  • If the Magistrate orders detention (no bail), the arrestee can appeal to a District Court Judge, which takes 2-3 days.
Discovery Matters

The biggest difference between the pre-trial proceedings in state and federal cases is "Discovery." Discovery includes police reports, witness statements, expert witness statements, investigation reports, evidence logs, laboratory test results, photographs and documents describing the charges.

State Court
  • In state court, discovery is required, by statute, at an early stage in the proceedings, long before the trial.
  • In the State of Florida, you are entitled to take depositions of all the main witnesses listed by the State on Felony Criminal matters
Federal Court
  • In Federal court, discovery is not required until much later in the case. Under the Federal Rules of Criminal Procedure, the prosecutor is not required to provide witness statements until after the witness has testified in the trial, a rule that seems quite unfair and is frowned on by many judges. Due to the attitude of many judges, there is a policy that the United States Attorney should provide "discovery" at an earlier time than required by the statute. That being said an "earlier time" can also mean right before the witness takes the stand in a Federal Trial. A problem arises when a United States Attorney chooses to "play by the rules" and withhold discovery until the last minute. In such cases, a defense attorney will make motions to compel discovery at an early stage of the proceedings "to avoid delays once the trial has begun." This approach is usually successful in getting early discovery. Again, this may be affected by your Judge and the location of your Federal Criminal Matter.
Sentencing in State and Federal Court State
  • There are a few things to consider in Florida State Sentencing matters. The first is what is known as your scoresheet. A scoresheet assigns points to different crimes you are accused of committing. Those points are added and if the total is more the 44 points you are "scoring" a prison sentence.
  • There are caveats to that scoresheet. There are a number of state crimes that
  • carry mandatory/minimum sentences, such as murder, rape, kidnapping and large quantity narcotics cases. These go outside your scoresheet. For example you may be "scoring" 10 years but your charge carries a minimum mandatory sentence of 15 years.
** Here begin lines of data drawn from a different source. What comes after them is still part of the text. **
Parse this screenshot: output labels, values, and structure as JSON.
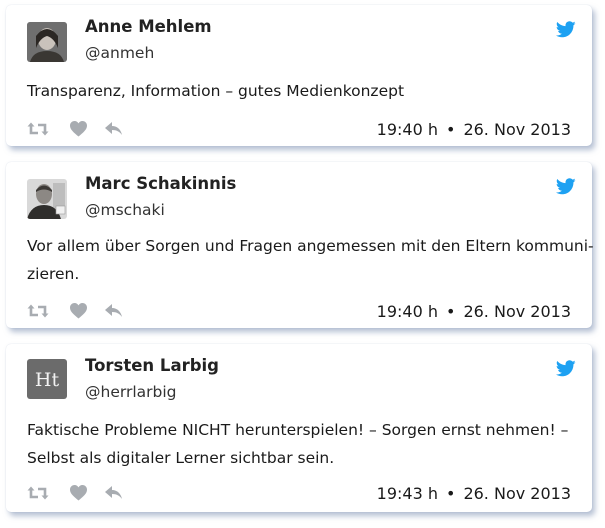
{
  "tweets": [
    {
      "name": "Anne Mehlem",
      "handle": "@anmeh",
      "text_lines": [
        "Transparenz, Information – gutes Medienkonzept"
      ],
      "time": "19:40 h",
      "date": "26. Nov 2013",
      "avatar": "person-photo"
    },
    {
      "name": "Marc Schakinnis",
      "handle": "@mschaki",
      "text_lines": [
        "Vor allem über Sorgen und Fragen angemessen mit den Eltern kommuni-",
        "zieren."
      ],
      "time": "19:40 h",
      "date": "26. Nov 2013",
      "avatar": "person-photo"
    },
    {
      "name": "Torsten Larbig",
      "handle": "@herrlarbig",
      "text_lines": [
        "Faktische Probleme NICHT herunterspielen! – Sorgen ernst nehmen! –",
        "Selbst als digitaler Lerner sichtbar sein."
      ],
      "time": "19:43 h",
      "date": "26. Nov 2013",
      "avatar": "monogram",
      "avatar_text": "Ht"
    }
  ],
  "icons": {
    "brand": "twitter-bird-icon",
    "actions": [
      "retweet-icon",
      "heart-icon",
      "reply-icon"
    ]
  },
  "colors": {
    "twitter_blue": "#1da1f2",
    "action_gray": "#a8acb1"
  }
}
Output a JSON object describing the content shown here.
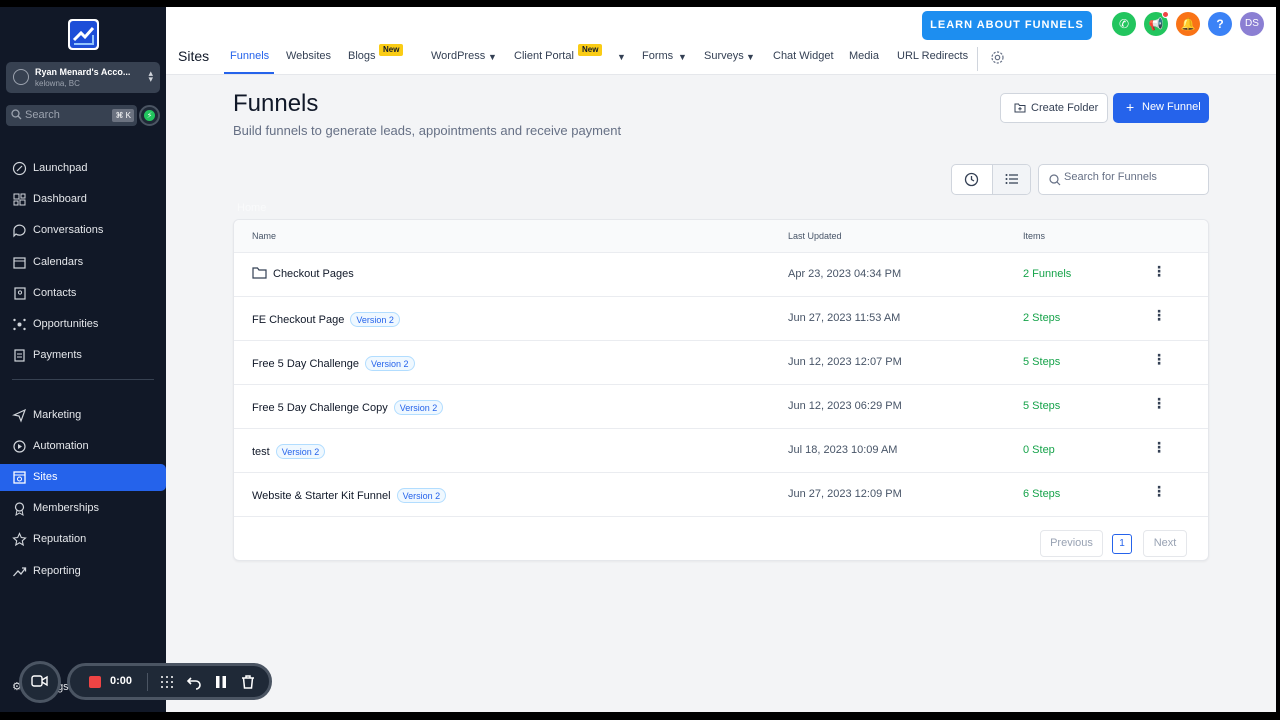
{
  "account": {
    "name": "Ryan Menard's Acco...",
    "location": "kelowna, BC"
  },
  "sidebar_search": {
    "placeholder": "Search",
    "shortcut": "⌘ K"
  },
  "nav": [
    {
      "label": "Launchpad",
      "icon": "rocket-icon"
    },
    {
      "label": "Dashboard",
      "icon": "dashboard-icon"
    },
    {
      "label": "Conversations",
      "icon": "chat-icon"
    },
    {
      "label": "Calendars",
      "icon": "calendar-icon"
    },
    {
      "label": "Contacts",
      "icon": "contacts-icon"
    },
    {
      "label": "Opportunities",
      "icon": "opportunities-icon"
    },
    {
      "label": "Payments",
      "icon": "payments-icon"
    },
    {
      "label": "Marketing",
      "icon": "send-icon"
    },
    {
      "label": "Automation",
      "icon": "automation-icon"
    },
    {
      "label": "Sites",
      "icon": "sites-icon",
      "active": true
    },
    {
      "label": "Memberships",
      "icon": "membership-icon"
    },
    {
      "label": "Reputation",
      "icon": "star-icon"
    },
    {
      "label": "Reporting",
      "icon": "chart-icon"
    }
  ],
  "settings_label": "Settings",
  "topbar": {
    "section": "Sites",
    "learn_button": "LEARN ABOUT FUNNELS",
    "avatar_initials": "DS",
    "new_badge": "New",
    "tabs": {
      "funnels": "Funnels",
      "websites": "Websites",
      "blogs": "Blogs",
      "wordpress": "WordPress",
      "client_portal": "Client Portal",
      "forms": "Forms",
      "surveys": "Surveys",
      "chat_widget": "Chat Widget",
      "media": "Media",
      "url_redirects": "URL Redirects"
    }
  },
  "page": {
    "title": "Funnels",
    "subtitle": "Build funnels to generate leads, appointments and receive payment",
    "create_folder": "Create Folder",
    "new_funnel": "New Funnel",
    "search_placeholder": "Search for Funnels",
    "breadcrumb": "Home"
  },
  "table": {
    "headers": {
      "name": "Name",
      "updated": "Last Updated",
      "items": "Items"
    },
    "rows": [
      {
        "name": "Checkout Pages",
        "folder": true,
        "version": "",
        "updated": "Apr 23, 2023 04:34 PM",
        "items": "2 Funnels"
      },
      {
        "name": "FE Checkout Page",
        "folder": false,
        "version": "Version 2",
        "updated": "Jun 27, 2023 11:53 AM",
        "items": "2 Steps"
      },
      {
        "name": "Free 5 Day Challenge",
        "folder": false,
        "version": "Version 2",
        "updated": "Jun 12, 2023 12:07 PM",
        "items": "5 Steps"
      },
      {
        "name": "Free 5 Day Challenge Copy",
        "folder": false,
        "version": "Version 2",
        "updated": "Jun 12, 2023 06:29 PM",
        "items": "5 Steps"
      },
      {
        "name": "test",
        "folder": false,
        "version": "Version 2",
        "updated": "Jul 18, 2023 10:09 AM",
        "items": "0 Step"
      },
      {
        "name": "Website & Starter Kit Funnel",
        "folder": false,
        "version": "Version 2",
        "updated": "Jun 27, 2023 12:09 PM",
        "items": "6 Steps"
      }
    ],
    "pagination": {
      "previous": "Previous",
      "current": "1",
      "next": "Next"
    }
  },
  "recorder": {
    "time": "0:00"
  },
  "colors": {
    "accent": "#2563eb",
    "sidebar": "#111827",
    "success": "#16a34a",
    "learn": "#1d8ef0"
  }
}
If convicted you would get the 15 years as a min. man.

  • There are even caveats to minimum mandatory time and scoring prison, such as youthful offender sentences. Additionally, in regards to scoring prison, there are motions for downward departures and alternative sentencing that can be filed.
  • In those cases, state law allows a judge the right to exercise discretion and sentence under the scoresheet where the Defendant meets the statutory criteria. It is the defense attorney who should bring mitigating circumstances to the attention of the sentencing judge and provide him/her with the necessary documentation.

  • In federal court, both the United States Code and the Federal recommended Sentencing Guidelines control sentencing. Under the recommended Guidelines, a federal judge is guided in sentencing by the recommended guidelines. Although they call it the recommended guidelines, Judges for the most part sentence within those recommendations. In Federal sentencing a formula, is utilized which is a combination of the offense of conviction and the defendant's criminal history. Once the offense of conviction and the prior record is determined, the judge uses the chart to determine the sentence that must be imposed. There is also a sentencing recommendation filed by the office of probation. However, there are ways to get a judge to depart from sentencing guidelines, it is important to be represented by an attorney who is thoroughly familiar with federal court procedures.